* _What is required_
Only a number is wanted: how many lines of the entries include the string "object"?

..........

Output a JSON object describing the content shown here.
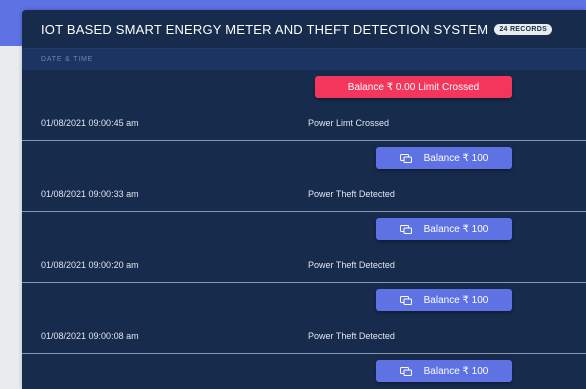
{
  "header": {
    "title": "IOT BASED SMART ENERGY METER AND THEFT DETECTION SYSTEM",
    "records_badge": "24 RECORDS"
  },
  "table": {
    "column_header": "DATE & TIME",
    "rows": [
      {
        "button_label": "Balance ₹ 0.00 Limit Crossed",
        "button_style": "danger",
        "date": "01/08/2021 09:00:45 am",
        "status": "Power Limt Crossed"
      },
      {
        "button_label": "Balance ₹ 100",
        "button_style": "primary",
        "date": "01/08/2021 09:00:33 am",
        "status": "Power Theft Detected"
      },
      {
        "button_label": "Balance ₹ 100",
        "button_style": "primary",
        "date": "01/08/2021 09:00:20 am",
        "status": "Power Theft Detected"
      },
      {
        "button_label": "Balance ₹ 100",
        "button_style": "primary",
        "date": "01/08/2021 09:00:08 am",
        "status": "Power Theft Detected"
      },
      {
        "button_label": "Balance ₹ 100",
        "button_style": "primary",
        "date": "",
        "status": ""
      }
    ]
  },
  "colors": {
    "card_bg": "#172b4d",
    "accent": "#5e72e4",
    "danger": "#f5365c"
  },
  "icons": {
    "balance_button": "wallet-icon"
  }
}
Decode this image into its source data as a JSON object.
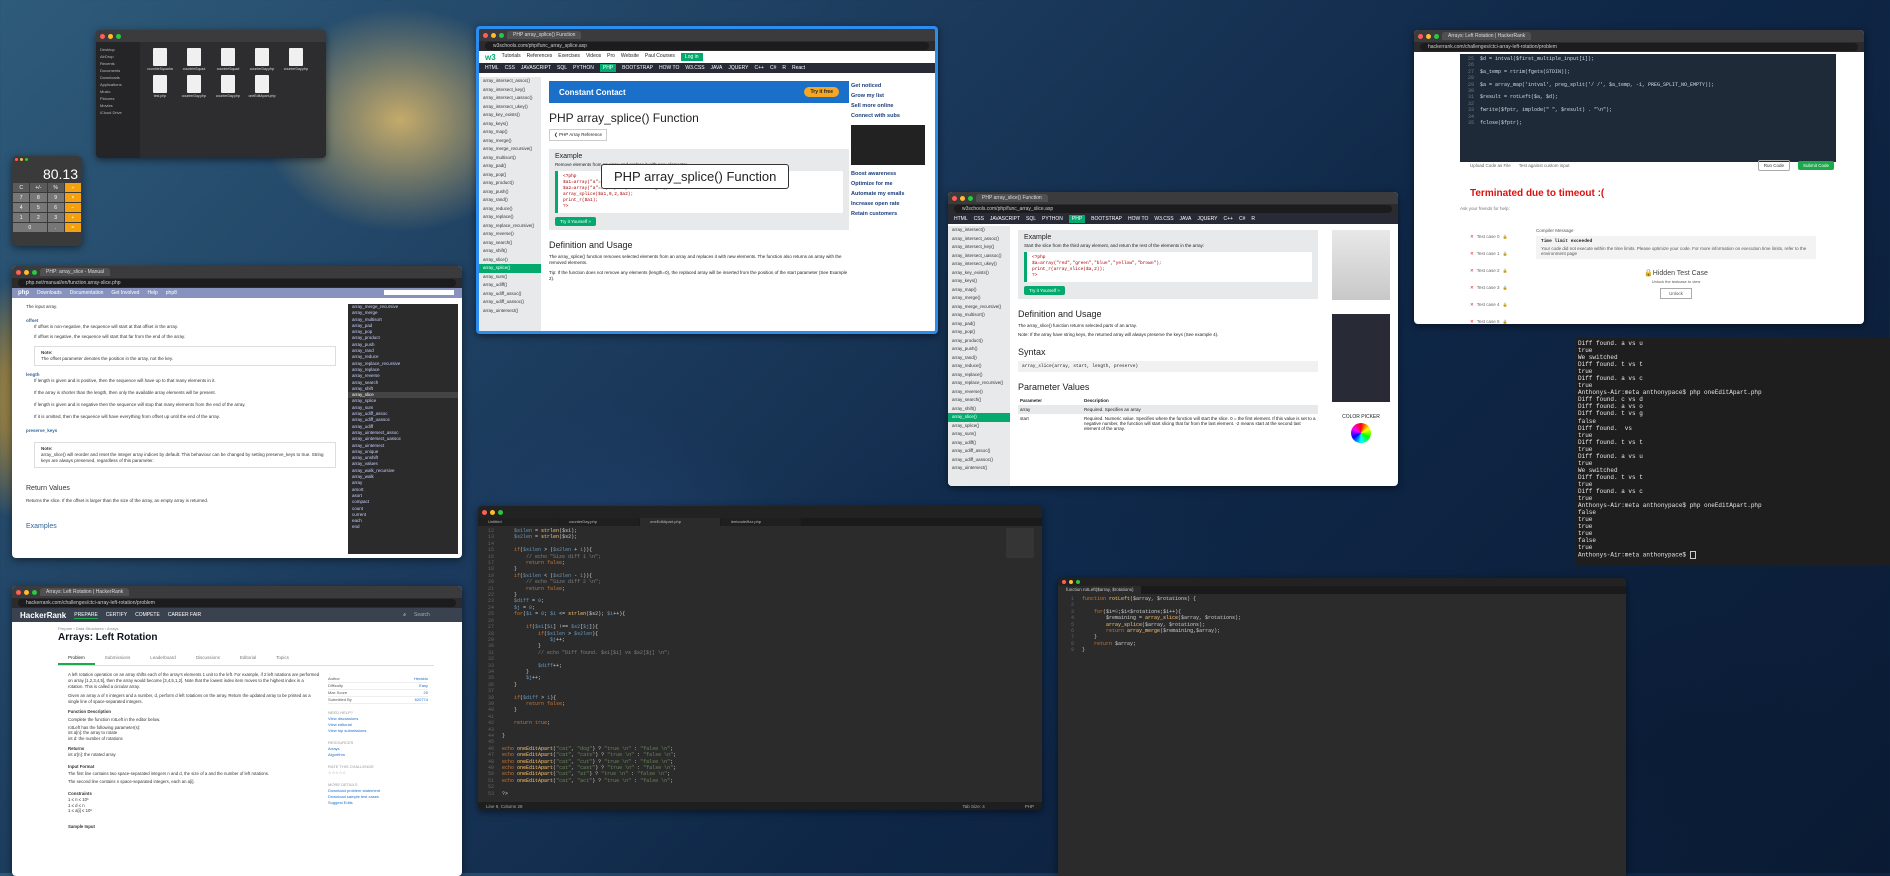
{
  "finder": {
    "sidebar": [
      "Desktop",
      "AirDrop",
      "Recents",
      "Documents",
      "Downloads",
      "Applications",
      "Music",
      "Pictures",
      "Movies",
      "iCloud Drive"
    ],
    "files": [
      "countrieSquadra",
      "countrieSquad",
      "countrieSquad",
      "counterDay.php",
      "counterDay.php",
      "test.php",
      "counterDay.php",
      "counterDay.php",
      "oneEditApart.php"
    ]
  },
  "calculator": {
    "display": "80.13",
    "keys": [
      "C",
      "+/-",
      "%",
      "÷",
      "7",
      "8",
      "9",
      "×",
      "4",
      "5",
      "6",
      "−",
      "1",
      "2",
      "3",
      "+",
      "0",
      ".",
      "="
    ]
  },
  "w3main": {
    "tabs": [
      "PHP array_splice() Function"
    ],
    "url": "w3schools.com/php/func_array_splice.asp",
    "nav": [
      "HTML",
      "CSS",
      "JAVASCRIPT",
      "SQL",
      "PYTHON",
      "PHP",
      "BOOTSTRAP",
      "HOW TO",
      "W3.CSS",
      "JAVA",
      "JQUERY",
      "C++",
      "C#",
      "R",
      "React"
    ],
    "top_links": [
      "Tutorials",
      "References",
      "Exercises",
      "Videos",
      "Pro",
      "Website",
      "Paul Courses",
      "Log in"
    ],
    "ad_text": "Constant Contact",
    "ad_button": "Try it free",
    "heading": "PHP array_splice() Function",
    "ref_button": "❮ PHP Array Reference",
    "example_label": "Example",
    "example_desc": "Remove elements from an array and replace it with new elements:",
    "code_lines": [
      "<?php",
      "$a1=array(\"a\"=>\"red\",\"b\"=>\"green\",\"c\"=>\"blue\",\"d\"=>\"yellow\");",
      "$a2=array(\"a\"=>\"purple\",\"b\"=>\"orange\");",
      "array_splice($a1,0,2,$a2);",
      "print_r($a1);",
      "?>"
    ],
    "try_button": "Try it Yourself »",
    "def_heading": "Definition and Usage",
    "def_text": "The array_splice() function removes selected elements from an array and replaces it with new elements. The function also returns an array with the removed elements.",
    "tip": "Tip: If the function does not remove any elements (length=0), the replaced array will be inserted from the position of the start parameter (See Example 2).",
    "sidebar": [
      "array_intersect_assoc()",
      "array_intersect_key()",
      "array_intersect_uassoc()",
      "array_intersect_ukey()",
      "array_key_exists()",
      "array_keys()",
      "array_map()",
      "array_merge()",
      "array_merge_recursive()",
      "array_multisort()",
      "array_pad()",
      "array_pop()",
      "array_product()",
      "array_push()",
      "array_rand()",
      "array_reduce()",
      "array_replace()",
      "array_replace_recursive()",
      "array_reverse()",
      "array_search()",
      "array_shift()",
      "array_slice()",
      "array_splice()",
      "array_sum()",
      "array_udiff()",
      "array_udiff_assoc()",
      "array_udiff_uassoc()",
      "array_uintersect()"
    ],
    "active_item": "array_splice()",
    "right_ads": [
      "Get noticed",
      "Grow my list",
      "Sell more online",
      "Connect with subs",
      "Boost awareness",
      "Optimize for me",
      "Automate my emails",
      "Increase open rate",
      "Retain customers"
    ],
    "tooltip": "PHP array_splice() Function"
  },
  "w3slice": {
    "tabs": [
      "PHP array_slice() Function"
    ],
    "url": "w3schools.com/php/func_array_slice.asp",
    "nav": [
      "HTML",
      "CSS",
      "JAVASCRIPT",
      "SQL",
      "PYTHON",
      "PHP",
      "BOOTSTRAP",
      "HOW TO",
      "W3.CSS",
      "JAVA",
      "JQUERY",
      "C++",
      "C#",
      "R"
    ],
    "example_label": "Example",
    "example_desc": "Start the slice from the third array element, and return the rest of the elements in the array:",
    "code_lines": [
      "<?php",
      "$a=array(\"red\",\"green\",\"blue\",\"yellow\",\"brown\");",
      "print_r(array_slice($a,2));",
      "?>"
    ],
    "try_button": "Try it Yourself »",
    "def_heading": "Definition and Usage",
    "def_text": "The array_slice() function returns selected parts of an array.",
    "note": "Note: If the array have string keys, the returned array will always preserve the keys (See example 4).",
    "syntax_heading": "Syntax",
    "syntax": "array_slice(array, start, length, preserve)",
    "param_heading": "Parameter Values",
    "param_cols": [
      "Parameter",
      "Description"
    ],
    "params": [
      {
        "name": "array",
        "desc": "Required. Specifies an array"
      },
      {
        "name": "start",
        "desc": "Required. Numeric value. Specifies where the function will start the slice. 0 = the first element. If this value is set to a negative number, the function will start slicing that far from the last element. -2 means start at the second last element of the array."
      }
    ],
    "sidebar": [
      "array_intersect()",
      "array_intersect_assoc()",
      "array_intersect_key()",
      "array_intersect_uassoc()",
      "array_intersect_ukey()",
      "array_key_exists()",
      "array_keys()",
      "array_map()",
      "array_merge()",
      "array_merge_recursive()",
      "array_multisort()",
      "array_pad()",
      "array_pop()",
      "array_product()",
      "array_push()",
      "array_rand()",
      "array_reduce()",
      "array_replace()",
      "array_replace_recursive()",
      "array_reverse()",
      "array_search()",
      "array_shift()",
      "array_slice()",
      "array_splice()",
      "array_sum()",
      "array_udiff()",
      "array_udiff_assoc()",
      "array_udiff_uassoc()",
      "array_uintersect()"
    ],
    "active_item": "array_slice()",
    "color_picker": "COLOR PICKER"
  },
  "phpnet": {
    "tabs": [
      "PHP: array_slice - Manual"
    ],
    "url": "php.net/manual/en/function.array-slice.php",
    "nav": [
      "php",
      "Downloads",
      "Documentation",
      "Get Involved",
      "Help",
      "php8"
    ],
    "search_placeholder": "Search",
    "input_label": "The input array.",
    "offset_heading": "offset",
    "offset_1": "If offset is non-negative, the sequence will start at that offset in the array.",
    "offset_2": "If offset is negative, the sequence will start that far from the end of the array.",
    "note_label": "Note:",
    "note_text": "The offset parameter denotes the position in the array, not the key.",
    "length_heading": "length",
    "length_1": "If length is given and is positive, then the sequence will have up to that many elements in it.",
    "length_2": "If the array is shorter than the length, then only the available array elements will be present.",
    "length_3": "If length is given and is negative then the sequence will stop that many elements from the end of the array.",
    "length_4": "If it is omitted, then the sequence will have everything from offset up until the end of the array.",
    "preserve_heading": "preserve_keys",
    "preserve_text": "array_slice() will reorder and reset the integer array indices by default. This behaviour can be changed by setting preserve_keys to true. String keys are always preserved, regardless of this parameter.",
    "return_heading": "Return Values",
    "return_text": "Returns the slice. If the offset is larger than the size of the array, an empty array is returned.",
    "examples_heading": "Examples",
    "sidebar": [
      "array_merge_recursive",
      "array_merge",
      "array_multisort",
      "array_pad",
      "array_pop",
      "array_product",
      "array_push",
      "array_rand",
      "array_reduce",
      "array_replace_recursive",
      "array_replace",
      "array_reverse",
      "array_search",
      "array_shift",
      "array_slice",
      "array_splice",
      "array_sum",
      "array_udiff_assoc",
      "array_udiff_uassoc",
      "array_udiff",
      "array_uintersect_assoc",
      "array_uintersect_uassoc",
      "array_uintersect",
      "array_unique",
      "array_unshift",
      "array_values",
      "array_walk_recursive",
      "array_walk",
      "array",
      "arsort",
      "asort",
      "compact",
      "count",
      "current",
      "each",
      "end"
    ]
  },
  "hr_top": {
    "tabs": [
      "Arrays: Left Rotation | HackerRank"
    ],
    "url": "hackerrank.com/challenges/ctci-array-left-rotation/problem",
    "code_lines": [
      {
        "n": "25",
        "t": "$d = intval($first_multiple_input[1]);"
      },
      {
        "n": "26",
        "t": ""
      },
      {
        "n": "27",
        "t": "$a_temp = rtrim(fgets(STDIN));"
      },
      {
        "n": "28",
        "t": ""
      },
      {
        "n": "29",
        "t": "$a = array_map('intval', preg_split('/ /', $a_temp, -1, PREG_SPLIT_NO_EMPTY));"
      },
      {
        "n": "30",
        "t": ""
      },
      {
        "n": "31",
        "t": "$result = rotLeft($a, $d);"
      },
      {
        "n": "32",
        "t": ""
      },
      {
        "n": "33",
        "t": "fwrite($fptr, implode(\" \", $result) . \"\\n\");"
      },
      {
        "n": "34",
        "t": ""
      },
      {
        "n": "35",
        "t": "fclose($fptr);"
      }
    ],
    "upload": "Upload Code as File",
    "custom_input": "Test against custom input",
    "run_button": "Run Code",
    "submit_button": "Submit Code",
    "timeout": "Terminated due to timeout :(",
    "share": "Ask your friends for help:",
    "test_cases": [
      "Test case 0",
      "Test case 1",
      "Test case 2",
      "Test case 3",
      "Test case 4",
      "Test case 5"
    ],
    "compiler_label": "Compiler Message",
    "compiler_title": "Time limit exceeded",
    "compiler_text": "Your code did not execute within the time limits. Please optimize your code. For more information on execution time limits, refer to the environment page",
    "hidden": "Hidden Test Case",
    "hidden_sub": "Unlock the testcase to view",
    "unlock": "Unlock"
  },
  "hr_bottom": {
    "tabs": [
      "Arrays: Left Rotation | HackerRank"
    ],
    "url": "hackerrank.com/challenges/ctci-array-left-rotation/problem",
    "logo": "HackerRank",
    "nav": [
      "PREPARE",
      "CERTIFY",
      "COMPETE",
      "CAREER FAIR"
    ],
    "search_placeholder": "Search",
    "crumb": "Prepare › Data Structures › Arrays",
    "title": "Arrays: Left Rotation",
    "tabs2": [
      "Problem",
      "Submissions",
      "Leaderboard",
      "Discussions",
      "Editorial",
      "Topics"
    ],
    "para1": "A left rotation operation on an array shifts each of the array's elements 1 unit to the left. For example, if 2 left rotations are performed on array [1,2,3,4,5], then the array would become [3,4,5,1,2]. Note that the lowest index item moves to the highest index in a rotation. This is called a circular array.",
    "para2": "Given an array a of n integers and a number, d, perform d left rotations on the array. Return the updated array to be printed as a single line of space-separated integers.",
    "func_desc": "Function Description",
    "func_1": "Complete the function rotLeft in the editor below.",
    "func_2": "rotLeft has the following parameter(s):",
    "func_3": "int a[n]: the array to rotate",
    "func_4": "int d: the number of rotations",
    "returns": "Returns",
    "returns_1": "int a'[n]: the rotated array",
    "input_format": "Input Format",
    "input_1": "The first line contains two space-separated integers n and d, the size of a and the number of left rotations.",
    "input_2": "The second line contains n space-separated integers, each an a[i].",
    "constraints": "Constraints",
    "c1": "1 ≤ n ≤ 10⁵",
    "c2": "1 ≤ d ≤ n",
    "c3": "1 ≤ a[i] ≤ 10⁶",
    "sample": "Sample Input",
    "meta": [
      {
        "k": "Author",
        "v": "Heraldo"
      },
      {
        "k": "Difficulty",
        "v": "Easy"
      },
      {
        "k": "Max Score",
        "v": "20"
      },
      {
        "k": "Submitted By",
        "v": "620774"
      }
    ],
    "need_help": "NEED HELP?",
    "help_links": [
      "View discussions",
      "View editorial",
      "View top submissions"
    ],
    "resources": "RESOURCES",
    "res_links": [
      "Arrays",
      "Algorithm"
    ],
    "rate": "RATE THIS CHALLENGE",
    "more": "MORE DETAILS",
    "more_links": [
      "Download problem statement",
      "Download sample test cases",
      "Suggest Edits"
    ]
  },
  "sublime": {
    "tabs": [
      "Untitled",
      "counterDay.php",
      "oneEditApart.php",
      "leetcode/fizz.php"
    ],
    "status_left": "Line 9, Column 28",
    "status_right": "Tab Size: 4",
    "status_lang": "PHP",
    "lines": [
      {
        "n": "12",
        "h": "    <span class='nm'>$s1len</span> = <span class='fn'>strlen</span>($s1);"
      },
      {
        "n": "13",
        "h": "    <span class='nm'>$s2len</span> = <span class='fn'>strlen</span>($s2);"
      },
      {
        "n": "14",
        "h": ""
      },
      {
        "n": "15",
        "h": "    <span class='kw'>if</span>(<span class='nm'>$s1len</span> > (<span class='nm'>$s2len</span> + <span class='nm'>1</span>)){"
      },
      {
        "n": "16",
        "h": "        <span class='cm'>// echo \"Size diff 1 \\n\";</span>"
      },
      {
        "n": "17",
        "h": "        <span class='kw'>return</span> <span class='kw'>false</span>;"
      },
      {
        "n": "18",
        "h": "    }"
      },
      {
        "n": "19",
        "h": "    <span class='kw'>if</span>(<span class='nm'>$s1len</span> < (<span class='nm'>$s2len</span> - <span class='nm'>1</span>)){"
      },
      {
        "n": "20",
        "h": "        <span class='cm'>// echo \"Size diff 2 \\n\";</span>"
      },
      {
        "n": "21",
        "h": "        <span class='kw'>return</span> <span class='kw'>false</span>;"
      },
      {
        "n": "22",
        "h": "    }"
      },
      {
        "n": "23",
        "h": "    <span class='nm'>$diff</span> = <span class='nm'>0</span>;"
      },
      {
        "n": "24",
        "h": "    <span class='nm'>$j</span> = <span class='nm'>0</span>;"
      },
      {
        "n": "25",
        "h": "    <span class='kw'>for</span>(<span class='nm'>$i</span> = <span class='nm'>0</span>; <span class='nm'>$i</span> <= <span class='fn'>strlen</span>($s2); <span class='nm'>$i</span>++){"
      },
      {
        "n": "26",
        "h": ""
      },
      {
        "n": "27",
        "h": "        <span class='kw'>if</span>(<span class='nm'>$s1</span>[<span class='nm'>$i</span>] !== <span class='nm'>$s2</span>[<span class='nm'>$j</span>]){"
      },
      {
        "n": "28",
        "h": "            <span class='kw'>if</span>(<span class='nm'>$s1len</span> > <span class='nm'>$s2len</span>){"
      },
      {
        "n": "29",
        "h": "                <span class='nm'>$j</span>++;"
      },
      {
        "n": "30",
        "h": "            }"
      },
      {
        "n": "31",
        "h": "            <span class='cm'>// echo \"Diff found. $s1[$i] vs $s2[$j] \\n\";</span>"
      },
      {
        "n": "32",
        "h": ""
      },
      {
        "n": "33",
        "h": "            <span class='nm'>$diff</span>++;"
      },
      {
        "n": "34",
        "h": "        }"
      },
      {
        "n": "35",
        "h": "        <span class='nm'>$j</span>++;"
      },
      {
        "n": "36",
        "h": "    }"
      },
      {
        "n": "37",
        "h": ""
      },
      {
        "n": "38",
        "h": "    <span class='kw'>if</span>(<span class='nm'>$diff</span> > <span class='nm'>1</span>){"
      },
      {
        "n": "39",
        "h": "        <span class='kw'>return</span> <span class='kw'>false</span>;"
      },
      {
        "n": "40",
        "h": "    }"
      },
      {
        "n": "41",
        "h": ""
      },
      {
        "n": "42",
        "h": "    <span class='kw'>return</span> <span class='kw'>true</span>;"
      },
      {
        "n": "43",
        "h": ""
      },
      {
        "n": "44",
        "h": "}"
      },
      {
        "n": "45",
        "h": ""
      },
      {
        "n": "46",
        "h": "<span class='kw'>echo</span> <span class='fn'>oneEditApart</span>(<span class='st'>\"cat\"</span>, <span class='st'>\"dog\"</span>) ? <span class='st'>\"true \\n\"</span> : <span class='st'>\"false \\n\"</span>;"
      },
      {
        "n": "47",
        "h": "<span class='kw'>echo</span> <span class='fn'>oneEditApart</span>(<span class='st'>\"cat\"</span>, <span class='st'>\"cats\"</span>) ? <span class='st'>\"true \\n\"</span> : <span class='st'>\"false \\n\"</span>;"
      },
      {
        "n": "48",
        "h": "<span class='kw'>echo</span> <span class='fn'>oneEditApart</span>(<span class='st'>\"cat\"</span>, <span class='st'>\"cut\"</span>) ? <span class='st'>\"true \\n\"</span> : <span class='st'>\"false \\n\"</span>;"
      },
      {
        "n": "49",
        "h": "<span class='kw'>echo</span> <span class='fn'>oneEditApart</span>(<span class='st'>\"cat\"</span>, <span class='st'>\"cast\"</span>) ? <span class='st'>\"true \\n\"</span> : <span class='st'>\"false \\n\"</span>;"
      },
      {
        "n": "50",
        "h": "<span class='kw'>echo</span> <span class='fn'>oneEditApart</span>(<span class='st'>\"cat\"</span>, <span class='st'>\"at\"</span>) ? <span class='st'>\"true \\n\"</span> : <span class='st'>\"false \\n\"</span>;"
      },
      {
        "n": "51",
        "h": "<span class='kw'>echo</span> <span class='fn'>oneEditApart</span>(<span class='st'>\"cat\"</span>, <span class='st'>\"act\"</span>) ? <span class='st'>\"true \\n\"</span> : <span class='st'>\"false \\n\"</span>;"
      },
      {
        "n": "52",
        "h": ""
      },
      {
        "n": "53",
        "h": "?>"
      }
    ]
  },
  "terminal": {
    "lines": [
      "Diff found. a vs u",
      "true",
      "We switched",
      "Diff found. t vs t",
      "true",
      "Diff found. a vs c",
      "true",
      "Anthonys-Air:meta anthonypace$ php oneEditApart.php",
      "Diff found. c vs d",
      "Diff found. a vs o",
      "Diff found. t vs g",
      "false",
      "Diff found.  vs",
      "true",
      "Diff found. t vs t",
      "true",
      "Diff found. a vs u",
      "true",
      "We switched",
      "Diff found. t vs t",
      "true",
      "Diff found. a vs c",
      "true",
      "Anthonys-Air:meta anthonypace$ php oneEditApart.php",
      "false",
      "true",
      "true",
      "true",
      "false",
      "true",
      "Anthonys-Air:meta anthonypace$ "
    ]
  },
  "editor2": {
    "tab": "function rotLeft($array, $rotations)",
    "lines": [
      {
        "n": "1",
        "h": "<span class='kw'>function</span> <span class='fn'>rotLeft</span>($array, $rotations) {"
      },
      {
        "n": "2",
        "h": ""
      },
      {
        "n": "3",
        "h": "    <span class='kw'>for</span>($i=<span class='nm'>0</span>;$i<$rotations;$i++){"
      },
      {
        "n": "4",
        "h": "        $remaining = <span class='fn'>array_slice</span>($array, $rotations);"
      },
      {
        "n": "5",
        "h": "        <span class='fn'>array_splice</span>($array, $rotations);"
      },
      {
        "n": "6",
        "h": "        <span class='kw'>return</span> <span class='fn'>array_merge</span>($remaining,$array);"
      },
      {
        "n": "7",
        "h": "    }"
      },
      {
        "n": "8",
        "h": "    <span class='kw'>return</span> $array;"
      },
      {
        "n": "9",
        "h": "}"
      }
    ]
  }
}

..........

* _Exercise result_
2